Exercise instructions: Pull every line with "placeholder" from the entries below.

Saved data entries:
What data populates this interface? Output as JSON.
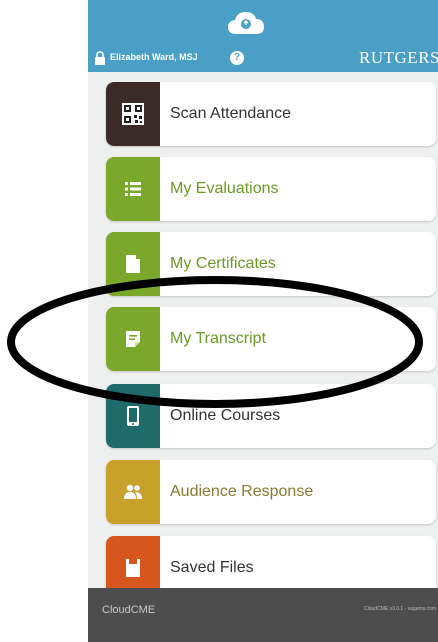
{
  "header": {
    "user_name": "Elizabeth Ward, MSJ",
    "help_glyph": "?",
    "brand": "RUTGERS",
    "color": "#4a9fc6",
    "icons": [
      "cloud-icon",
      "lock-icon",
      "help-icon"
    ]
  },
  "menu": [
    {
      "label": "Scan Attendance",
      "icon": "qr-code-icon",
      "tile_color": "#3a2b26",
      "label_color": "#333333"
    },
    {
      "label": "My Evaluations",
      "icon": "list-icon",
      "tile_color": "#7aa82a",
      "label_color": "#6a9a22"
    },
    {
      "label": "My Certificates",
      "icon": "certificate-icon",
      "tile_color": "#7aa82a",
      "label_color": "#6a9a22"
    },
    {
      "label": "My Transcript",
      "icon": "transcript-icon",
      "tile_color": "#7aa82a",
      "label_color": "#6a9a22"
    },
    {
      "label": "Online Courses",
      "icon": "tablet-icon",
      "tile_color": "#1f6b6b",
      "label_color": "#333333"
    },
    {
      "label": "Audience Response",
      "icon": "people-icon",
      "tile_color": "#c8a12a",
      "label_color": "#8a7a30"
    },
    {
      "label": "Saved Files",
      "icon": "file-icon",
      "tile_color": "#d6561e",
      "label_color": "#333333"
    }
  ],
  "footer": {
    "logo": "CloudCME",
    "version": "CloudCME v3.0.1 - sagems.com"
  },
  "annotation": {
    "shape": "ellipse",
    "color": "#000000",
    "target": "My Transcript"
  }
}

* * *

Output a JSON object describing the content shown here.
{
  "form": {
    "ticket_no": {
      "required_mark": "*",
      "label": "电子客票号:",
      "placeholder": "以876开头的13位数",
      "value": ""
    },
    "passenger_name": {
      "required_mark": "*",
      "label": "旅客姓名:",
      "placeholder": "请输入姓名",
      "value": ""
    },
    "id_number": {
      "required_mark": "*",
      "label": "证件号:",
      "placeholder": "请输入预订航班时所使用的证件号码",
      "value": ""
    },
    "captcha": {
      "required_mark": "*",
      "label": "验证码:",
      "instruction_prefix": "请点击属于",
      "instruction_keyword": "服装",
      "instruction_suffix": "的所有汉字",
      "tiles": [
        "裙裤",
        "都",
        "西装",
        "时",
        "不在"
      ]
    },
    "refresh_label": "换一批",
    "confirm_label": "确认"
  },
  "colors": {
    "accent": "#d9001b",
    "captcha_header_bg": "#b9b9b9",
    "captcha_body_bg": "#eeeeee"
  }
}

Problem solution:
      "placeholder": "以876开头的13位数",
      "placeholder": "请输入姓名",
      "placeholder": "请输入预订航班时所使用的证件号码",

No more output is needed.